> [Instructions to follow]:
Copy the data that follows exactly. Include no pictures.

+++ Records for the task

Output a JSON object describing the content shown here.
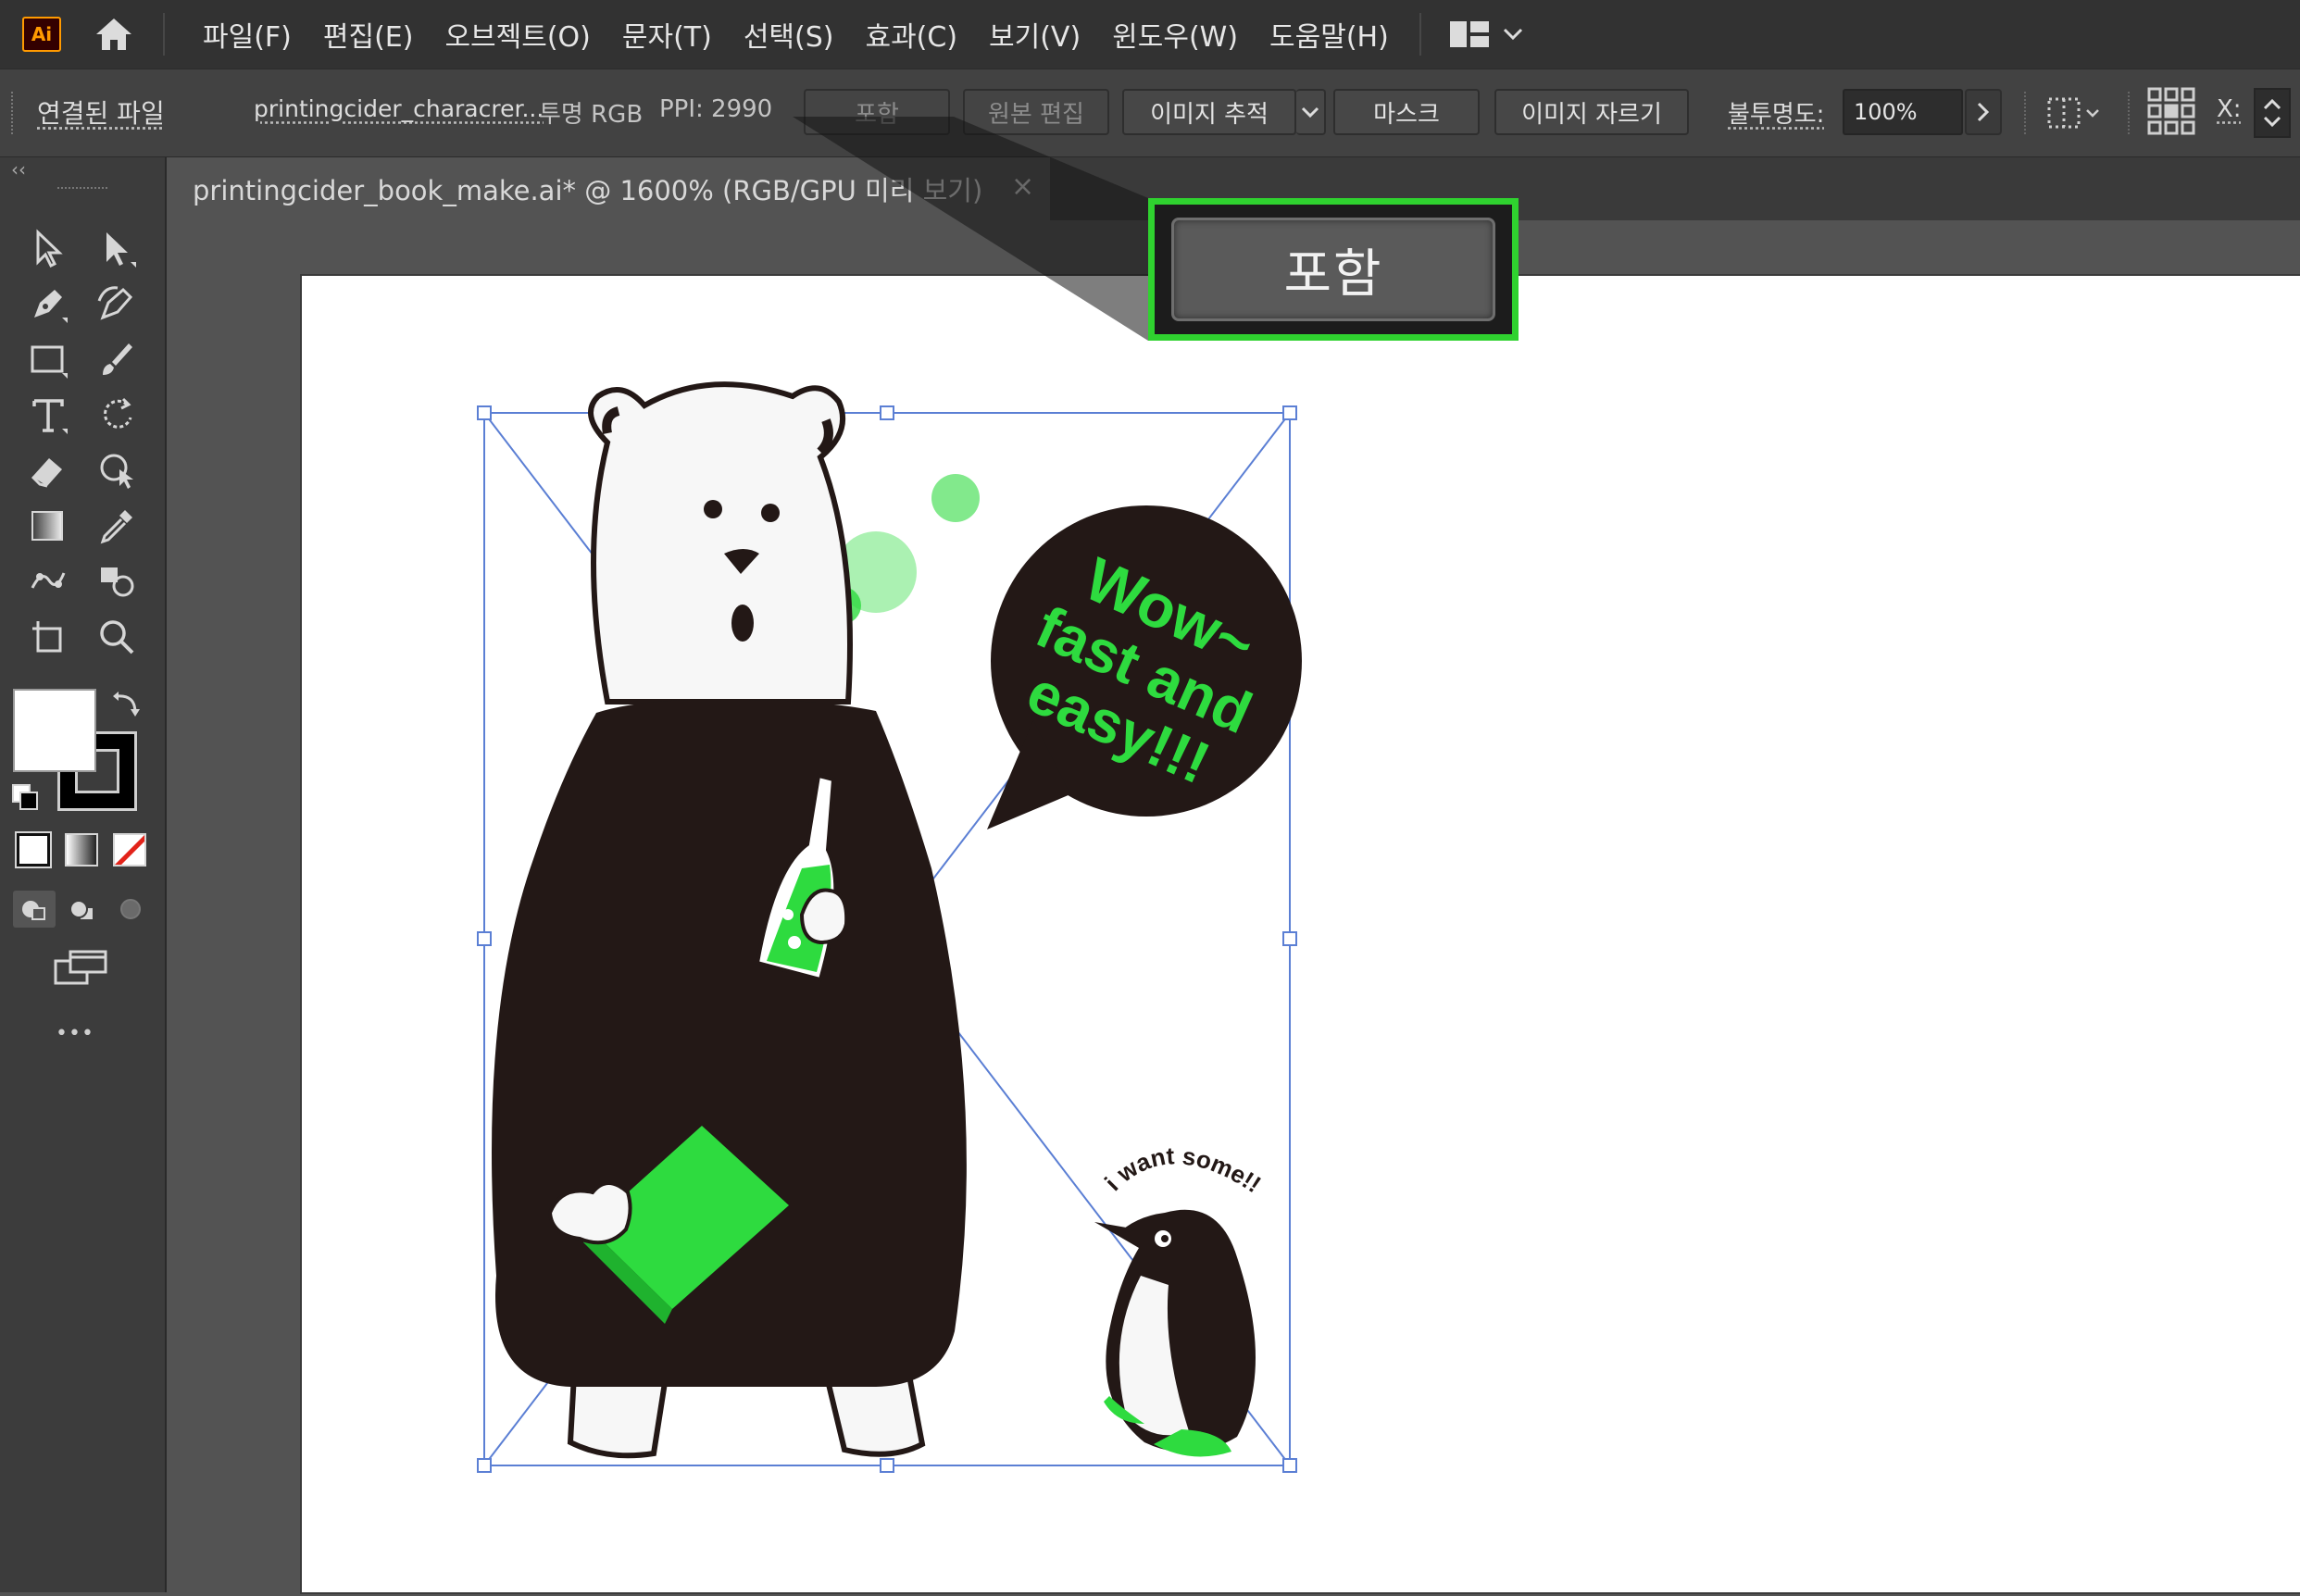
{
  "app": {
    "logo": "Ai",
    "accent_color": "#ff9a00",
    "highlight_color": "#2fd22f"
  },
  "menu": [
    "파일(F)",
    "편집(E)",
    "오브젝트(O)",
    "문자(T)",
    "선택(S)",
    "효과(C)",
    "보기(V)",
    "윈도우(W)",
    "도움말(H)"
  ],
  "control_bar": {
    "linked_file_label": "연결된 파일",
    "file_name": "printingcider_characrer...",
    "color_mode": "투명 RGB",
    "ppi": "PPI: 2990",
    "embed_label": "포함",
    "edit_original_label": "원본 편집",
    "image_trace_label": "이미지 추적",
    "mask_label": "마스크",
    "crop_image_label": "이미지 자르기",
    "opacity_label": "불투명도:",
    "opacity_value": "100%",
    "x_label": "X:"
  },
  "document": {
    "tab_title": "printingcider_book_make.ai*  @  1600%  (RGB/GPU 미리 보기)",
    "close": "×"
  },
  "toolbar": {
    "collapse": "‹‹",
    "more": "•••"
  },
  "artwork": {
    "bubble_line1": "Wow~",
    "bubble_line2": "fast and",
    "bubble_line3": "easy!!!",
    "penguin_text": "i want some!!",
    "green": "#2edb3f",
    "dark": "#231816"
  },
  "callout": {
    "label": "포함"
  }
}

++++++

> [Reply to the task]:
Output a JSON object describing the content shown here.
{
  "app": {
    "logo": "Ai",
    "accent_color": "#ff9a00",
    "highlight_color": "#2fd22f"
  },
  "menu": [
    "파일(F)",
    "편집(E)",
    "오브젝트(O)",
    "문자(T)",
    "선택(S)",
    "효과(C)",
    "보기(V)",
    "윈도우(W)",
    "도움말(H)"
  ],
  "control_bar": {
    "linked_file_label": "연결된 파일",
    "file_name": "printingcider_characrer...",
    "color_mode": "투명 RGB",
    "ppi": "PPI: 2990",
    "embed_label": "포함",
    "edit_original_label": "원본 편집",
    "image_trace_label": "이미지 추적",
    "mask_label": "마스크",
    "crop_image_label": "이미지 자르기",
    "opacity_label": "불투명도:",
    "opacity_value": "100%",
    "x_label": "X:"
  },
  "document": {
    "tab_title": "printingcider_book_make.ai*  @  1600%  (RGB/GPU 미리 보기)",
    "close": "×"
  },
  "toolbar": {
    "collapse": "‹‹",
    "more": "•••"
  },
  "artwork": {
    "bubble_line1": "Wow~",
    "bubble_line2": "fast and",
    "bubble_line3": "easy!!!",
    "penguin_text": "i want some!!",
    "green": "#2edb3f",
    "dark": "#231816"
  },
  "callout": {
    "label": "포함"
  }
}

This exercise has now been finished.